- [Requirement] Filter the entries down to the lines containing "expressions", and copy those lines.

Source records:

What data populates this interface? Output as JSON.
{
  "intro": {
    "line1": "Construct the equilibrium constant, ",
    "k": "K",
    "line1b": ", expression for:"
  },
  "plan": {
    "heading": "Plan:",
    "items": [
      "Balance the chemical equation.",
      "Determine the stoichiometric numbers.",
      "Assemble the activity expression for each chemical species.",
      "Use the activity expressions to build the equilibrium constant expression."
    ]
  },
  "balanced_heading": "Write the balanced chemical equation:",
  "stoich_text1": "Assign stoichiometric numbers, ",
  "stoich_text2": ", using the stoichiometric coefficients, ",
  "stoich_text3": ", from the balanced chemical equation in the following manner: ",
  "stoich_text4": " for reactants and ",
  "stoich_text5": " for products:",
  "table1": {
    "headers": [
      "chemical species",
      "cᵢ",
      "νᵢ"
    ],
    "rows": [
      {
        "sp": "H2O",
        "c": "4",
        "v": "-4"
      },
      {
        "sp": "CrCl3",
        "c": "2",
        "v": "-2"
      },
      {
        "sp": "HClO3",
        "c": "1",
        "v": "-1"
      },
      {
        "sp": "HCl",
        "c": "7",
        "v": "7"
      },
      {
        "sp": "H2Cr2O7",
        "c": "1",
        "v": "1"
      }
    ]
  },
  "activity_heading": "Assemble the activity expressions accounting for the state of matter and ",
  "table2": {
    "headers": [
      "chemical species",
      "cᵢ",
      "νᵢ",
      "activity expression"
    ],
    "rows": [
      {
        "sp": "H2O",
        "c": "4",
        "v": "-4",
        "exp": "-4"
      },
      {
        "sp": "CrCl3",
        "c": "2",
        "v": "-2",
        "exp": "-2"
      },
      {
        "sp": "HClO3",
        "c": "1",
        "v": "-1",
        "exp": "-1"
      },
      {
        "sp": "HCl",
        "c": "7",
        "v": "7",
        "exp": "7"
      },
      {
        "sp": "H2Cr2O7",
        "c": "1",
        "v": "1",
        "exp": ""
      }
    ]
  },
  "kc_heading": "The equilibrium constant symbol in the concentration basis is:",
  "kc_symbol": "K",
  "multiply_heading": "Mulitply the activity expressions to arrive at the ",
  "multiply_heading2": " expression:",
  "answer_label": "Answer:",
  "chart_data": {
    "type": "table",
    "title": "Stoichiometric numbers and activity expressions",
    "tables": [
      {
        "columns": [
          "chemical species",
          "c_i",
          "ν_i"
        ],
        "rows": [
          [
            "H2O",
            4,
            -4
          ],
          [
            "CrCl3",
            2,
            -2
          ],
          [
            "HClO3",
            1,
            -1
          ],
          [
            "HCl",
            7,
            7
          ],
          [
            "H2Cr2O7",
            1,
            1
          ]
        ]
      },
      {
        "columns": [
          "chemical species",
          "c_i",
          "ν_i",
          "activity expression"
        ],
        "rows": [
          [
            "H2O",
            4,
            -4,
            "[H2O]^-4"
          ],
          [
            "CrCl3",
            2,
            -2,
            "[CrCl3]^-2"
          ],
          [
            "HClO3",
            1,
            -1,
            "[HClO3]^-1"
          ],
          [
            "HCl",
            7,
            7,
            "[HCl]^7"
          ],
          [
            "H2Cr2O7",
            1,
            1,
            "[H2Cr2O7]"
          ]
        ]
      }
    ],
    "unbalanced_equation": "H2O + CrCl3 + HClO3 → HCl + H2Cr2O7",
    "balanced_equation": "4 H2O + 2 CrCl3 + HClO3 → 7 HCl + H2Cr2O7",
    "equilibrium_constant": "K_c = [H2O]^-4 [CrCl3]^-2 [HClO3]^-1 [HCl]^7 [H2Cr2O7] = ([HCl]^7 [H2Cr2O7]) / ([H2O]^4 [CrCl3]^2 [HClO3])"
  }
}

- [Written response]
      "Use the activity expressions to build the equilibrium constant expression."
  "activity_heading": "Assemble the activity expressions accounting for the state of matter and ",
  "multiply_heading": "Mulitply the activity expressions to arrive at the ",
    "title": "Stoichiometric numbers and activity expressions",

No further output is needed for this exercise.